March 06, 2023 | BY Our Partners at Equinum Wealth Management
As an investor, it’s easy to fall prey to “recency bias” – the tendency to base investment decisions on recent market performance rather than taking a broader and more forward-looking perspective.
Fighting the last war is a natural human tendency that results from our innate desire to find patterns and make sense of the world around us. But, in the world of investing, this can be a dangerous mindset to adopt. For example, after the 2008 financial crisis, many investors rushed to allocate billions of dollars to so-called “black swan” strategies that were designed to protect against rare and extreme events. This reaction was misguided, though. It came after the feared black swan, and at that point, was a useless strategy.
A more drastic example? A study conducted by Fidelity Investments on their flagship Magellan fund, during Peter Lynch’s famed tenure, from 1977-1990. His average annual return during this period was 29%, as compared to 14.47% of the S&P 500 index. This is a remarkable return over the 13-year period and made him one of the best investors ever. It was clear that investors were aware of the fund’s stellar performance as inflows made it one of the largest mutual funds of its time. Given that amazing performance, you would expect that Magellan Fund investors got really rich during Lynch’s tenure. Shockingly, a study by Fidelity Investments found otherwise. The average investor lost money under Lynch’s leadership. Rub your eyes and read that again: The average investor lost money in the Fidelity Magellan fund under Peter Lynch’s tenure during a period of time when the fund returned around 29% annually. How did the average investor lose out on Magellan’s success?
Markets swing up and down. When the market went up, the Magellan fund rose even higher. This excited and enticed investors who rushed to invest. But when the market and the fund declined, investors immediately sold. At every robust period, investors moved money into the fund, and at every decline, they sold – with Magellan’s value swinging lower than before. Recency bias killed Magellan’s performance.
Similarly, in the current market environment, investors are reacting to what worked in 2022, without considering whether those strategies will continue to be successful in the future. To avoid the pitfalls of fighting the last war, investors must adopt a progressive approach. This means taking a longer-term view of the investment landscape and considering how trends and risks might evolve over time. By focusing on the future, investors can avoid getting caught up in short-term market movements and can make better-informed investment decisions.
Be aware of this tendency, and look out of the windshield as opposed to the rear-view mirror.
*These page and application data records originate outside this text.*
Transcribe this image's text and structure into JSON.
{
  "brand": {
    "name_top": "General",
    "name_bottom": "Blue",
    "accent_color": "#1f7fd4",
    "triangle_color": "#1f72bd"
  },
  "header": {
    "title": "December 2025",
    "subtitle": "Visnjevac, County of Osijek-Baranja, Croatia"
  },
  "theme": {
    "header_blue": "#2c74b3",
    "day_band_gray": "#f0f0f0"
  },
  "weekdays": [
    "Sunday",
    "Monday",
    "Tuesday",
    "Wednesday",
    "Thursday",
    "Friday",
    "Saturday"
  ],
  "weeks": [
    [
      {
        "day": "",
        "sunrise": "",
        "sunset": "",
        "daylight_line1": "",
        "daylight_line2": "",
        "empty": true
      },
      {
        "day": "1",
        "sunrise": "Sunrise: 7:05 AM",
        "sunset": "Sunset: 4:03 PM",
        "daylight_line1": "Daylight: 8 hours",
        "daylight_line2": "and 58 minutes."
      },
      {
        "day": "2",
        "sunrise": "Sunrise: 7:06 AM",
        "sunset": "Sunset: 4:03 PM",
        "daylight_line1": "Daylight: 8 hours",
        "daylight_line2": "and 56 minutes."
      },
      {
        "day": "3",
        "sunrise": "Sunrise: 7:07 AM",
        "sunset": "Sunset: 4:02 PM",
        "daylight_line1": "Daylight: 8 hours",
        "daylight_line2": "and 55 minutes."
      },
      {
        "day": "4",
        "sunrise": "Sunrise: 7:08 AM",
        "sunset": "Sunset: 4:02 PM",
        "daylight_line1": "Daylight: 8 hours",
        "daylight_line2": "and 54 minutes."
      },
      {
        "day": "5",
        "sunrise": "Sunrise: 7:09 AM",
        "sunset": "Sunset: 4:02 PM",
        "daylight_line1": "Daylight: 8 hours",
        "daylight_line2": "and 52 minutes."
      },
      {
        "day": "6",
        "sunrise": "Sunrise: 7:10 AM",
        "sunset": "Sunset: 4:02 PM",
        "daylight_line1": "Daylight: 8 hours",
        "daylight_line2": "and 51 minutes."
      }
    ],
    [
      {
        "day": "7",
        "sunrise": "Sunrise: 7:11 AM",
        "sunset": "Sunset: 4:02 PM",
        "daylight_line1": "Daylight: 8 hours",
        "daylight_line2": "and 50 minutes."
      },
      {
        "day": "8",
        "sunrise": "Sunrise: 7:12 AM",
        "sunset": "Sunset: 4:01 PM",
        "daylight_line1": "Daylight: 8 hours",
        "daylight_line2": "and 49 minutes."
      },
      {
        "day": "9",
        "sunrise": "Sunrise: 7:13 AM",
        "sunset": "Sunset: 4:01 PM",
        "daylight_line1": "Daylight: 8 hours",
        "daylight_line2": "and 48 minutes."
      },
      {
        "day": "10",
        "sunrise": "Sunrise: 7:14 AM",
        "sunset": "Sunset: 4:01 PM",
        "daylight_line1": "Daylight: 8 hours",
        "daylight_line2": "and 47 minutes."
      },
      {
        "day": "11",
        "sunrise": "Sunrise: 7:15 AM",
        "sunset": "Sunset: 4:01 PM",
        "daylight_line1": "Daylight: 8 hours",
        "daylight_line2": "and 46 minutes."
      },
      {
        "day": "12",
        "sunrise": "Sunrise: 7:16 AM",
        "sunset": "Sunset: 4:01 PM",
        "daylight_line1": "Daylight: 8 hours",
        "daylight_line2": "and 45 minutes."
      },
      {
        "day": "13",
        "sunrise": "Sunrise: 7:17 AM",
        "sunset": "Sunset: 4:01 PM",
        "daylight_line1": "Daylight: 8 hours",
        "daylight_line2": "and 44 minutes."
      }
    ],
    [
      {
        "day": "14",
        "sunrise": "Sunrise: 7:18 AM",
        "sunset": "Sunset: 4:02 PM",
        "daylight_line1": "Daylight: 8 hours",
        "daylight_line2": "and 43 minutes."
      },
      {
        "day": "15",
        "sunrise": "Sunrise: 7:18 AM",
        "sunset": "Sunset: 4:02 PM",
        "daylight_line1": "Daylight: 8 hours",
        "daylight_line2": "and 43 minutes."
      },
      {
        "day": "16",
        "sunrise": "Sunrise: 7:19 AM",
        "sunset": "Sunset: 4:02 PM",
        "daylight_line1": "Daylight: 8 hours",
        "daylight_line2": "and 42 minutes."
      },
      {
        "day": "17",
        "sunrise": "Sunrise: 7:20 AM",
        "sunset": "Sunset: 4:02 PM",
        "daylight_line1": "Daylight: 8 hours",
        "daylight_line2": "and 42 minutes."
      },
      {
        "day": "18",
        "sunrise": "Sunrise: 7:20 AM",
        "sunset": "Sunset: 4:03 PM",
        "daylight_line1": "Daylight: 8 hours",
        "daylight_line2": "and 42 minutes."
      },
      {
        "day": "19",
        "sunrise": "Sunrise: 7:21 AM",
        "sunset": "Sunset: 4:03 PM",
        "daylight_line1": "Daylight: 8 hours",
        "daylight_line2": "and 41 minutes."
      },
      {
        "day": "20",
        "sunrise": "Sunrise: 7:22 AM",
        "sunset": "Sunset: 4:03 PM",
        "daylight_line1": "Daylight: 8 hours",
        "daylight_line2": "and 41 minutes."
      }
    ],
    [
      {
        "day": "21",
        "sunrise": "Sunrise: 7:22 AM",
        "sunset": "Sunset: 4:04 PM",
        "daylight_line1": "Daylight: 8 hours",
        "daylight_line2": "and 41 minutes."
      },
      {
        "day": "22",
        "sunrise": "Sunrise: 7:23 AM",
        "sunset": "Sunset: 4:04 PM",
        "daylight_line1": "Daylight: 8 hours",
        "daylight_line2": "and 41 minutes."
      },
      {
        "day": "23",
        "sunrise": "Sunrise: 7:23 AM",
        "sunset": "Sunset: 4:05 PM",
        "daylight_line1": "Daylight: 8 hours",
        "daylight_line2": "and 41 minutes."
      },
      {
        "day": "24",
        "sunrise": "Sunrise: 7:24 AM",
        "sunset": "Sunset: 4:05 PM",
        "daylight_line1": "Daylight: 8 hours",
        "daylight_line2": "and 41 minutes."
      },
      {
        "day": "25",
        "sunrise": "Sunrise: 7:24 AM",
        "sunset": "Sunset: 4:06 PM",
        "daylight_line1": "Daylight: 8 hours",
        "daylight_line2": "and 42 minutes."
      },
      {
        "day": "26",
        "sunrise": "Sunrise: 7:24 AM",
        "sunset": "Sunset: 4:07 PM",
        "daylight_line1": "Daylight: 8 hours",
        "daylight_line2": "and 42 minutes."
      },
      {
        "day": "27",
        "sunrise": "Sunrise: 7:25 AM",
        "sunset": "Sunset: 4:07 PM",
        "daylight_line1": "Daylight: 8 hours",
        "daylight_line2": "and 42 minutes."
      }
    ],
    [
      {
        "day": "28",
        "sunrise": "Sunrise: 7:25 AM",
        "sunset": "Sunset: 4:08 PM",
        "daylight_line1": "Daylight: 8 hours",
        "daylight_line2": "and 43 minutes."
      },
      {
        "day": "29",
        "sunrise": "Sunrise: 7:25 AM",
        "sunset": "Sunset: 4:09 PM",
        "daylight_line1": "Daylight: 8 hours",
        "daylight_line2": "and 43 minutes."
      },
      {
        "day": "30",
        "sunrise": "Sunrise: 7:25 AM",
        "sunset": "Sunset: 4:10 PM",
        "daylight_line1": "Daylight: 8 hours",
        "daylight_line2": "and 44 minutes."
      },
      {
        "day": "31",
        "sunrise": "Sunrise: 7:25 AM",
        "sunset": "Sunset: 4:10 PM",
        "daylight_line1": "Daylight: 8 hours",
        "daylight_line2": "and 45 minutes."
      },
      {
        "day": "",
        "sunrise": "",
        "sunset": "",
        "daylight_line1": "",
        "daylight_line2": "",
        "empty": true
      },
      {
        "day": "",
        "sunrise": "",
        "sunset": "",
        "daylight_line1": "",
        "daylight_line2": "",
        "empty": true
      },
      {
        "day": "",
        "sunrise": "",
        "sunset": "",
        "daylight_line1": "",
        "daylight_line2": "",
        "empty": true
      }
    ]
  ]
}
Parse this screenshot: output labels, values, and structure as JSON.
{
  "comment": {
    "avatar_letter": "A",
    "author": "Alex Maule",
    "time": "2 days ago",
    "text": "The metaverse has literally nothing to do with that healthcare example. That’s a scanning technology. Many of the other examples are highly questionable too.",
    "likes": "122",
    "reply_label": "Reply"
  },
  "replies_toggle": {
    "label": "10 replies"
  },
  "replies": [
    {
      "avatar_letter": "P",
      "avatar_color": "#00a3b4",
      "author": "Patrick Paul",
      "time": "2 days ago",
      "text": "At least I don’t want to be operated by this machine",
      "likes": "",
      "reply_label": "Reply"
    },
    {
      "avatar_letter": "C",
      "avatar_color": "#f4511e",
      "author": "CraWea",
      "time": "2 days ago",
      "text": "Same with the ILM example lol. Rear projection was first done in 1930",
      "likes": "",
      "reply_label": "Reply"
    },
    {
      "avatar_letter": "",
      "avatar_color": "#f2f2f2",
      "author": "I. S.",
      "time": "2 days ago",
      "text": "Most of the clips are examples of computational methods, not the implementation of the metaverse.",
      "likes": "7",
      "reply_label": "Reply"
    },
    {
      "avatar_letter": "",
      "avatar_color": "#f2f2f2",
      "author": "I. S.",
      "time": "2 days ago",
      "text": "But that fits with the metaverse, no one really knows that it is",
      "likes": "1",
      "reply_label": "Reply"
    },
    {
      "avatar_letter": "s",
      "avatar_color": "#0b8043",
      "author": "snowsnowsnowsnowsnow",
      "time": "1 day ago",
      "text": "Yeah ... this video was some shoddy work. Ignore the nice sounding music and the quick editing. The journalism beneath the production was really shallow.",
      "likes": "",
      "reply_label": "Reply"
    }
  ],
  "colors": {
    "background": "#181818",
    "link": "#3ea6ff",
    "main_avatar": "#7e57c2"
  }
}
You’ll make more knowledgeable investment decisions and avoid getting caught off guard by unexpected events. You won’t get caught up in the latest market fads. Instead, you’ll be primed for long-term financial success.